    The desktop version uses more of a fixed and outcome-based label of "Create your Amazon account" whereas on mobile it's "Continue" which later changes dynamic based on whether someone enters a phone number or email (seen further below).
  7. Less Visible And Distracting Terms & Condition
    Both the desktop and mobile version have legal links to terms and conditions. On mobile Amazon removed a duplicate set of Terms & Conditions that were linked up to secondary pages. Perhaps having secondary side links near the primary call to action leads to non-intentional distractions.
  8. Accordion Sign-In
    Interestingly, the mobile version uses an accordion style interaction with the options to "Create Account" or "Sign-In". This keeps users on the same screen, whereas in the desktop version users are sent to a new page (after clicking the Sign-In link). Could this slight adjustment be a little better than just hitting the back button?
  9. The Error State

    Sooner or later some users might encounter form errors and here is what it looks like when we just click submit without filling anything out.

    Amazon Step 2
  10. Error Summary
    On desktop all errors appear contextually below each related field.

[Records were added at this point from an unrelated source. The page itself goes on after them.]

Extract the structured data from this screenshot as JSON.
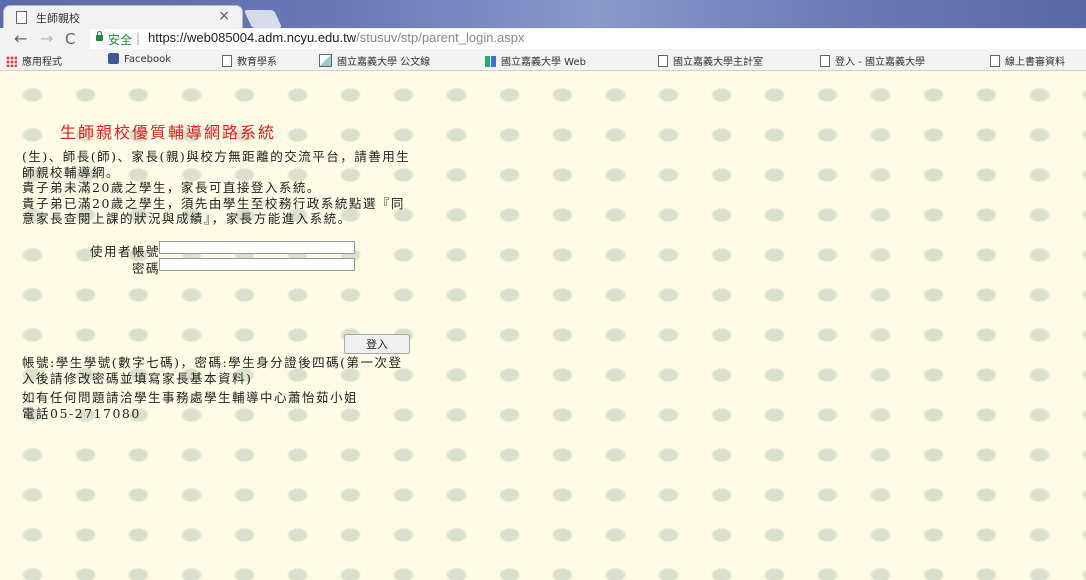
{
  "browser": {
    "tab_title": "生師親校",
    "tab_close": "×",
    "nav": {
      "back": "←",
      "forward": "→",
      "reload": "C"
    },
    "secure_label": "安全",
    "separator": "|",
    "url_host": "https://web085004.adm.ncyu.edu.tw",
    "url_path": "/stusuv/stp/parent_login.aspx",
    "bookmarks": [
      {
        "label": "應用程式",
        "icon": "apps-icon"
      },
      {
        "label": "Facebook",
        "icon": "facebook-icon"
      },
      {
        "label": "教育學系",
        "icon": "page-icon"
      },
      {
        "label": "國立嘉義大學 公文線",
        "icon": "image-icon"
      },
      {
        "label": "國立嘉義大學 Web",
        "icon": "ncyu-icon"
      },
      {
        "label": "國立嘉義大學主計室",
        "icon": "page-icon"
      },
      {
        "label": "登入 - 國立嘉義大學",
        "icon": "page-icon"
      },
      {
        "label": "線上書審資料",
        "icon": "page-icon"
      }
    ]
  },
  "page": {
    "title": "生師親校優質輔導網路系統",
    "intro": [
      "(生)、師長(師)、家長(親)與校方無距離的交流平台，請善用生師親校輔導網。",
      "貴子弟未滿20歲之學生，家長可直接登入系統。",
      "貴子弟已滿20歲之學生，須先由學生至校務行政系統點選『同意家長查閱上課的狀況與成績』，家長方能進入系統。"
    ],
    "login": {
      "username_label": "使用者帳號",
      "password_label": "密碼",
      "username_value": "",
      "password_value": "",
      "submit_label": "登入"
    },
    "notes": {
      "account_info": "帳號:學生學號(數字七碼)，密碼:學生身分證後四碼(第一次登入後請修改密碼並填寫家長基本資料)",
      "contact": "如有任何問題請洽學生事務處學生輔導中心蕭怡茹小姐",
      "phone": "電話05-2717080"
    }
  }
}
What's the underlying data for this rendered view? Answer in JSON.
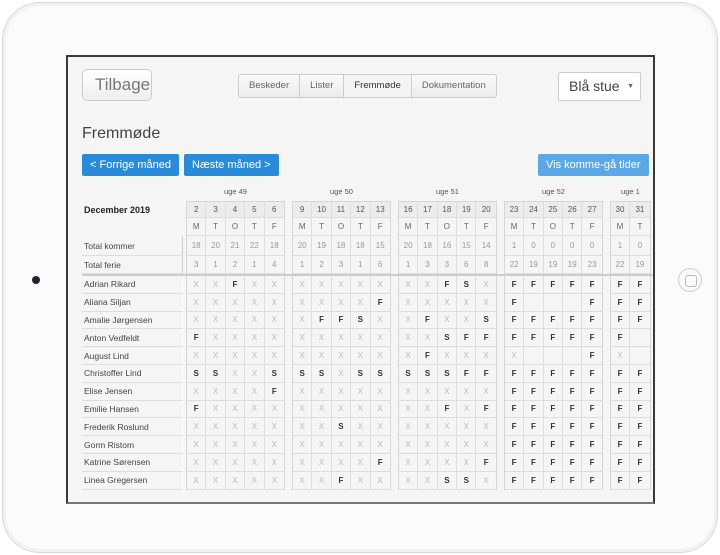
{
  "nav": {
    "back_label": "Tilbage",
    "tabs": [
      {
        "label": "Beskeder"
      },
      {
        "label": "Lister"
      },
      {
        "label": "Fremmøde",
        "active": true
      },
      {
        "label": "Dokumentation"
      }
    ],
    "room_select": "Blå stue"
  },
  "page": {
    "title": "Fremmøde",
    "prev_label": "<  Forrige måned",
    "next_label": "Næste måned  >",
    "show_times_label": "Vis komme-gå tider",
    "accent": "#2a8bd8"
  },
  "table": {
    "month": "December 2019",
    "total_kommer_label": "Total kommer",
    "total_ferie_label": "Total ferie",
    "weeks": [
      {
        "label": "uge 49",
        "days": [
          {
            "date": "2",
            "day": "M",
            "kommer": "18",
            "ferie": "3"
          },
          {
            "date": "3",
            "day": "T",
            "kommer": "20",
            "ferie": "1"
          },
          {
            "date": "4",
            "day": "O",
            "kommer": "21",
            "ferie": "2"
          },
          {
            "date": "5",
            "day": "T",
            "kommer": "22",
            "ferie": "1"
          },
          {
            "date": "6",
            "day": "F",
            "kommer": "18",
            "ferie": "4"
          }
        ]
      },
      {
        "label": "uge 50",
        "days": [
          {
            "date": "9",
            "day": "M",
            "kommer": "20",
            "ferie": "1"
          },
          {
            "date": "10",
            "day": "T",
            "kommer": "19",
            "ferie": "2"
          },
          {
            "date": "11",
            "day": "O",
            "kommer": "18",
            "ferie": "3"
          },
          {
            "date": "12",
            "day": "T",
            "kommer": "18",
            "ferie": "1"
          },
          {
            "date": "13",
            "day": "F",
            "kommer": "15",
            "ferie": "6"
          }
        ]
      },
      {
        "label": "uge 51",
        "days": [
          {
            "date": "16",
            "day": "M",
            "kommer": "20",
            "ferie": "1"
          },
          {
            "date": "17",
            "day": "T",
            "kommer": "18",
            "ferie": "3"
          },
          {
            "date": "18",
            "day": "O",
            "kommer": "16",
            "ferie": "3"
          },
          {
            "date": "19",
            "day": "T",
            "kommer": "15",
            "ferie": "6"
          },
          {
            "date": "20",
            "day": "F",
            "kommer": "14",
            "ferie": "8"
          }
        ]
      },
      {
        "label": "uge 52",
        "days": [
          {
            "date": "23",
            "day": "M",
            "kommer": "1",
            "ferie": "22"
          },
          {
            "date": "24",
            "day": "T",
            "kommer": "0",
            "ferie": "19"
          },
          {
            "date": "25",
            "day": "O",
            "kommer": "0",
            "ferie": "19"
          },
          {
            "date": "26",
            "day": "T",
            "kommer": "0",
            "ferie": "19"
          },
          {
            "date": "27",
            "day": "F",
            "kommer": "0",
            "ferie": "23"
          }
        ]
      },
      {
        "label": "uge 1",
        "days": [
          {
            "date": "30",
            "day": "M",
            "kommer": "1",
            "ferie": "22"
          },
          {
            "date": "31",
            "day": "T",
            "kommer": "0",
            "ferie": "19"
          }
        ]
      }
    ],
    "children": [
      {
        "name": "Adrian Rikard",
        "cells": [
          [
            "X",
            "X",
            "F",
            "X",
            "X"
          ],
          [
            "X",
            "X",
            "X",
            "X",
            "X"
          ],
          [
            "X",
            "X",
            "F",
            "S",
            "X"
          ],
          [
            "F",
            "F",
            "F",
            "F",
            "F"
          ],
          [
            "F",
            "F"
          ]
        ]
      },
      {
        "name": "Aliana Siljan",
        "cells": [
          [
            "X",
            "X",
            "X",
            "X",
            "X"
          ],
          [
            "X",
            "X",
            "X",
            "X",
            "F"
          ],
          [
            "X",
            "X",
            "X",
            "X",
            "X"
          ],
          [
            "F",
            "",
            "",
            "",
            "F"
          ],
          [
            "F",
            "F"
          ]
        ]
      },
      {
        "name": "Amalie Jørgensen",
        "cells": [
          [
            "X",
            "X",
            "X",
            "X",
            "X"
          ],
          [
            "X",
            "F",
            "F",
            "S",
            "X"
          ],
          [
            "X",
            "F",
            "X",
            "X",
            "S"
          ],
          [
            "F",
            "F",
            "F",
            "F",
            "F"
          ],
          [
            "F",
            "F"
          ]
        ]
      },
      {
        "name": "Anton Vedfeldt",
        "cells": [
          [
            "F",
            "X",
            "X",
            "X",
            "X"
          ],
          [
            "X",
            "X",
            "X",
            "X",
            "X"
          ],
          [
            "X",
            "X",
            "S",
            "F",
            "F"
          ],
          [
            "F",
            "F",
            "F",
            "F",
            "F"
          ],
          [
            "F",
            ""
          ]
        ]
      },
      {
        "name": "August Lind",
        "cells": [
          [
            "X",
            "X",
            "X",
            "X",
            "X"
          ],
          [
            "X",
            "X",
            "X",
            "X",
            "X"
          ],
          [
            "X",
            "F",
            "X",
            "X",
            "X"
          ],
          [
            "X",
            "",
            "",
            "",
            "F"
          ],
          [
            "X",
            ""
          ]
        ]
      },
      {
        "name": "Christoffer Lind",
        "cells": [
          [
            "S",
            "S",
            "X",
            "X",
            "S"
          ],
          [
            "S",
            "S",
            "X",
            "S",
            "S"
          ],
          [
            "S",
            "S",
            "S",
            "F",
            "F"
          ],
          [
            "F",
            "F",
            "F",
            "F",
            "F"
          ],
          [
            "F",
            "F"
          ]
        ]
      },
      {
        "name": "Elise Jensen",
        "cells": [
          [
            "X",
            "X",
            "X",
            "X",
            "F"
          ],
          [
            "X",
            "X",
            "X",
            "X",
            "X"
          ],
          [
            "X",
            "X",
            "X",
            "X",
            "X"
          ],
          [
            "F",
            "F",
            "F",
            "F",
            "F"
          ],
          [
            "F",
            "F"
          ]
        ]
      },
      {
        "name": "Emilie Hansen",
        "cells": [
          [
            "F",
            "X",
            "X",
            "X",
            "X"
          ],
          [
            "X",
            "X",
            "X",
            "X",
            "X"
          ],
          [
            "X",
            "X",
            "F",
            "X",
            "F"
          ],
          [
            "F",
            "F",
            "F",
            "F",
            "F"
          ],
          [
            "F",
            "F"
          ]
        ]
      },
      {
        "name": "Frederik Roslund",
        "cells": [
          [
            "X",
            "X",
            "X",
            "X",
            "X"
          ],
          [
            "X",
            "X",
            "S",
            "X",
            "X"
          ],
          [
            "X",
            "X",
            "X",
            "X",
            "X"
          ],
          [
            "F",
            "F",
            "F",
            "F",
            "F"
          ],
          [
            "F",
            "F"
          ]
        ]
      },
      {
        "name": "Gorm Ristom",
        "cells": [
          [
            "X",
            "X",
            "X",
            "X",
            "X"
          ],
          [
            "X",
            "X",
            "X",
            "X",
            "X"
          ],
          [
            "X",
            "X",
            "X",
            "X",
            "X"
          ],
          [
            "F",
            "F",
            "F",
            "F",
            "F"
          ],
          [
            "F",
            "F"
          ]
        ]
      },
      {
        "name": "Katrine Sørensen",
        "cells": [
          [
            "X",
            "X",
            "X",
            "X",
            "X"
          ],
          [
            "X",
            "X",
            "X",
            "X",
            "F"
          ],
          [
            "X",
            "X",
            "X",
            "X",
            "F"
          ],
          [
            "F",
            "F",
            "F",
            "F",
            "F"
          ],
          [
            "F",
            "F"
          ]
        ]
      },
      {
        "name": "Linea Gregersen",
        "cells": [
          [
            "X",
            "X",
            "X",
            "X",
            "X"
          ],
          [
            "X",
            "X",
            "F",
            "X",
            "X"
          ],
          [
            "X",
            "X",
            "S",
            "S",
            "X"
          ],
          [
            "F",
            "F",
            "F",
            "F",
            "F"
          ],
          [
            "F",
            "F"
          ]
        ]
      }
    ]
  }
}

In comparison, on mobile, an error summary appears at the top with multiple errors listed out as bullets. Perhaps this hints at the importance of setting expectations and providing users with a complete overview of the full range of errors (instead of risking that there is only one error and returning to a future error state again).
  11. One Field Entered State

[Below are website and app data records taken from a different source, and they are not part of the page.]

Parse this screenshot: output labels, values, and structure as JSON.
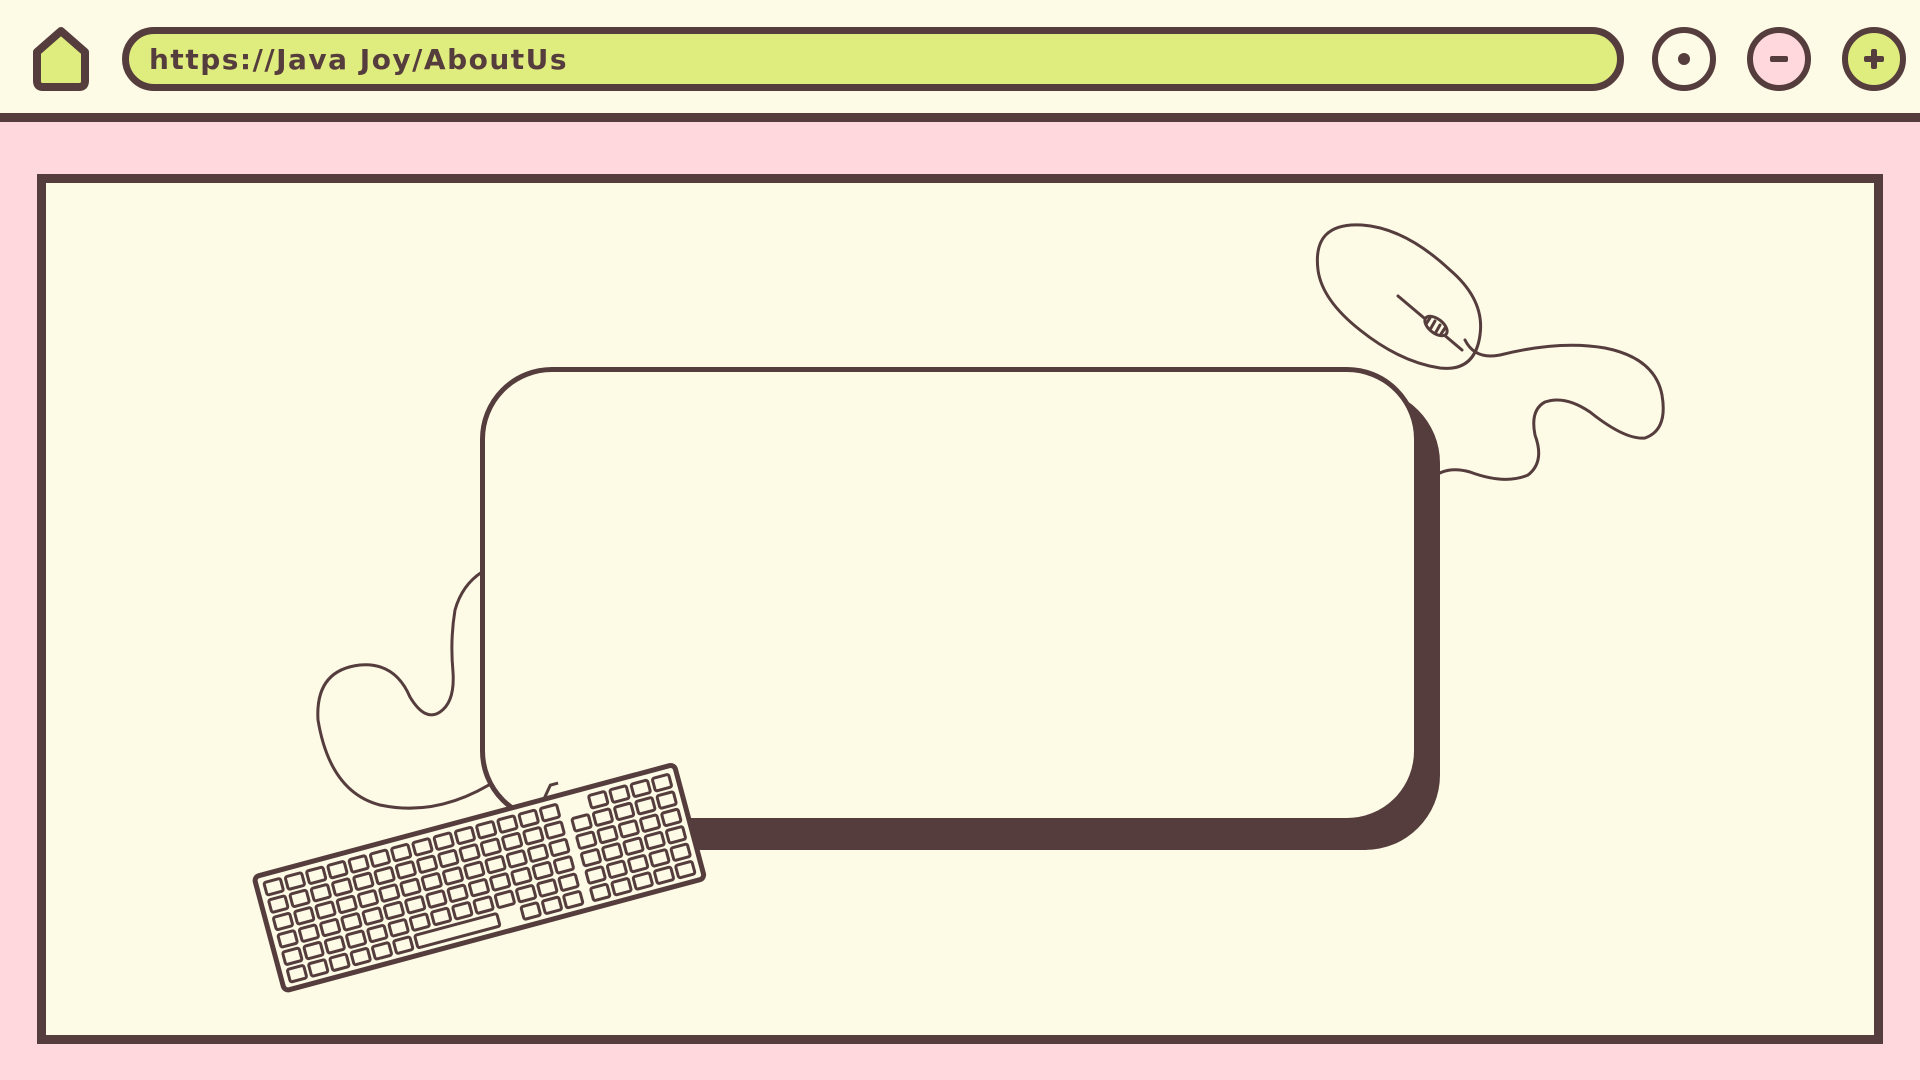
{
  "browser": {
    "url": "https://Java Joy/AboutUs",
    "controls": [
      "dot-button",
      "minimize-button",
      "maximize-button"
    ]
  },
  "icons": {
    "home": "home-icon",
    "dot": "dot-icon",
    "minimize": "minus-icon",
    "maximize": "plus-icon",
    "mouse": "computer-mouse-illustration",
    "keyboard": "keyboard-illustration"
  },
  "colors": {
    "background_pink": "#ffd8de",
    "cream": "#fdfae6",
    "lime": "#dfec7e",
    "brown": "#553d3d"
  }
}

    Once we fill out the first field, this is what the screens look like:

    Amazon Step 3
  12. Reset Icons
    As users enter information on the mobile version, little reset icons appear on the right side of each field. Reset functions are considered prone to unintentional destructive errors, but perhaps on mobile they could actually remove some friction by letting users clear our the full field (without having to tap the backspace key repetitively).
  13. Password Field State

    As users get to the password field here is what they see:

    Amazon Step 4
  14. Visible Passwords By Default
    On desktop passwords are hidden by default. On mobile, the password field (for new passwords being entered) is being shown as a default. This makes sense to me as mobile keyboard input is more prone to errors. Some might argue that showing passwords is a security concern but Amazon seems to have solved this problem. They hide passwords on 1) larger screens (desktop), and 2) they also hide passwords on return visits (when they are recalled from storage by the browser).
  15. OnFocus Explanations
    On desktop the password requirements are shown at all times. On mobile the passwords requirements are only shown during when the password field is focused - further conserving space (and increasing the chances of that call to action being visible).
  16. The Dynamic Button Label
    Here we finally see how the button label has changed dynamically based on the entered email (instead of phone number).
  17. Verification State

    And at last, this is the second verification screen right after filling out the form and hitting submit.

    Amazon Step 4
  18. Darkened Background
    It's here that we can best see that the desktop background has been mostly white. On mobile, there was a light gray background all along. Could this added background contrast help bring out form fields (or form groups) in some way? Could make an interesting experiment. :)

Are There Any Other Key Differences?

Share your comments if you notice any other critical differences between these desktop vs mobile screens. :)


  • Artem Kobyakov

    Artem Kobyakov 3 years ago 00

    Great compare! But, why were they do it? Really so much more differences in user platform?

  • Lee

    Lee 3 years ago 10

    Thanks for sharing Jakub, it's really interesting to see all the differences they use in their forms depending on device, and it makes total sense and has probably come from tonnes of little experiments from all that traffic they have. We can all learn from this!